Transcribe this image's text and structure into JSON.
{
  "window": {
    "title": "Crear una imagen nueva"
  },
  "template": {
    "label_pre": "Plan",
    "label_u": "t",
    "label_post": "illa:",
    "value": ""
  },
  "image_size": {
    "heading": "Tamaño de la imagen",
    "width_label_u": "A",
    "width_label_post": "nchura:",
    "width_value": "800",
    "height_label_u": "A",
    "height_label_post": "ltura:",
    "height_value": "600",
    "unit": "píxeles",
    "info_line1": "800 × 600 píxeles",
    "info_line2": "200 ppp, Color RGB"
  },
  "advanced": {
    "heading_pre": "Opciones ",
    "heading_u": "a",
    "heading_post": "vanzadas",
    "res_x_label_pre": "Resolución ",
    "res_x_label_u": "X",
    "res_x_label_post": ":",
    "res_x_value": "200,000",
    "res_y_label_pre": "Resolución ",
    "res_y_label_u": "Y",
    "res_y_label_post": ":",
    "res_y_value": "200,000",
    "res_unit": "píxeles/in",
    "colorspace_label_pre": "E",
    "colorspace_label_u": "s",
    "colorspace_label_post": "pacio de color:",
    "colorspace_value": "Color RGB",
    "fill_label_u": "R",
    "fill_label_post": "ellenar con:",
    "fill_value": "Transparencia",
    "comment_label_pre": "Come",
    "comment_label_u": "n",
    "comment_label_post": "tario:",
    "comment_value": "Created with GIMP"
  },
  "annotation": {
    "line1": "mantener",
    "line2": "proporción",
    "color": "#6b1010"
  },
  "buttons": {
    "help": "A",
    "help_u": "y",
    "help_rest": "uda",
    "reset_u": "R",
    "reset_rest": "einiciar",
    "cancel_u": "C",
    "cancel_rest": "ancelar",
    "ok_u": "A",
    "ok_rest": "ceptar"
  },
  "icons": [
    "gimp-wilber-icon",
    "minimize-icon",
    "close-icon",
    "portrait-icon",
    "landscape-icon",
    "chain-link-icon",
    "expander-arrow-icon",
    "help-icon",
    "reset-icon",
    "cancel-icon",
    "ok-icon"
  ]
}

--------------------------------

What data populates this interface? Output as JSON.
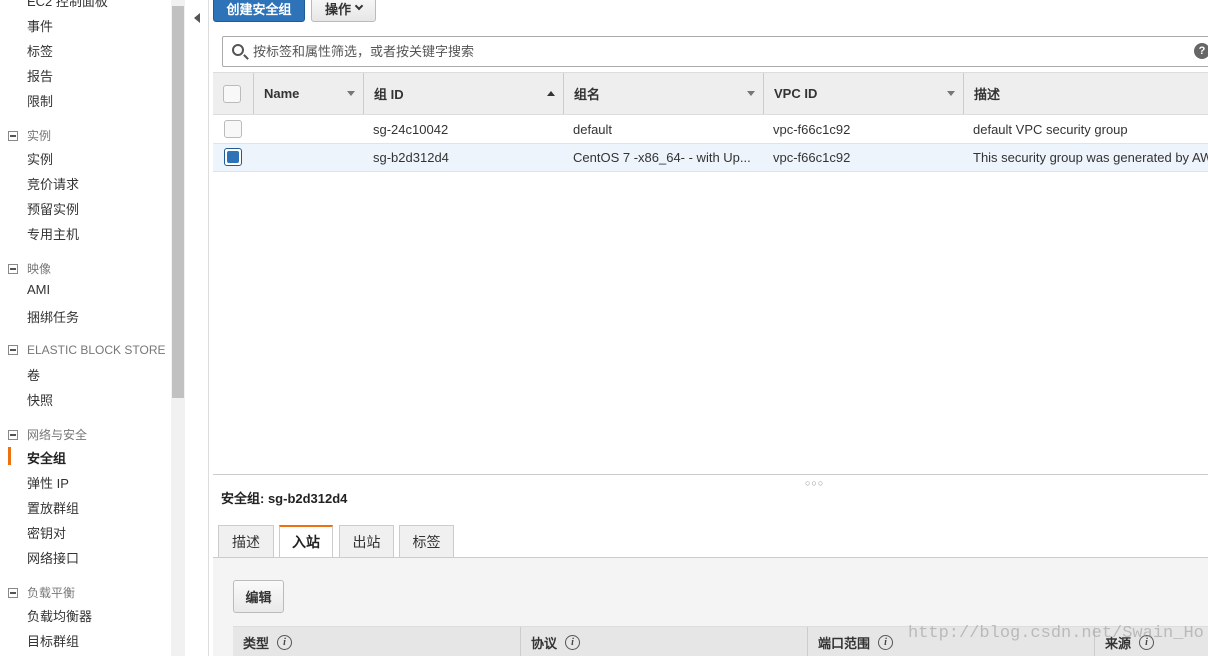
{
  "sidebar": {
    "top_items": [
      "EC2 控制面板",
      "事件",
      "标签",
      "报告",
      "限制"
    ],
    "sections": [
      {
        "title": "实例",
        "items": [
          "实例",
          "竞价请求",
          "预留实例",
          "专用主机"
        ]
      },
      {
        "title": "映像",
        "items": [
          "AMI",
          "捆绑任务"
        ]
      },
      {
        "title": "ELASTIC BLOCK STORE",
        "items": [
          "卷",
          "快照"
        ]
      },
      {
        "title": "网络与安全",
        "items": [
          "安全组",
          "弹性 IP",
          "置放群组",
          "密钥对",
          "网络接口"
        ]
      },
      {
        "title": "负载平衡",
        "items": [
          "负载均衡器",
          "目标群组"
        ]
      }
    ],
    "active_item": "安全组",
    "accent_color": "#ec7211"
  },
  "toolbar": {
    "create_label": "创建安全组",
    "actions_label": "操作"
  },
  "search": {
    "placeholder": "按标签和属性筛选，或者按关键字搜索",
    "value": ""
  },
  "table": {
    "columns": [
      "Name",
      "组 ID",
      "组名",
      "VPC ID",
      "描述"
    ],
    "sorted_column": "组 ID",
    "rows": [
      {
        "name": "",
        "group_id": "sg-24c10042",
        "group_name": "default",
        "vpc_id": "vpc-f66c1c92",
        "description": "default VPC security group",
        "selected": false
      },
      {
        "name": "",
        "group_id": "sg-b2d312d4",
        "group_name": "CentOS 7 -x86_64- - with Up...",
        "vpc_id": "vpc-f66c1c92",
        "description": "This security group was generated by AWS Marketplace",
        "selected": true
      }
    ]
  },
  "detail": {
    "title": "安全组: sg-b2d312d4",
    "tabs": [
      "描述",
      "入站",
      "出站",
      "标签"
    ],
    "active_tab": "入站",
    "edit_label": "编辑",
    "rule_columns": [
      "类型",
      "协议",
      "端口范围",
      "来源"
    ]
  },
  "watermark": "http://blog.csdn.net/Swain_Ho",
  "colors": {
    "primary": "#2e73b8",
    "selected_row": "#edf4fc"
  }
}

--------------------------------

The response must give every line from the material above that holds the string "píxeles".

**RESULT OF THE TASK:**
    "unit": "píxeles",
    "info_line1": "800 × 600 píxeles",
    "res_unit": "píxeles/in",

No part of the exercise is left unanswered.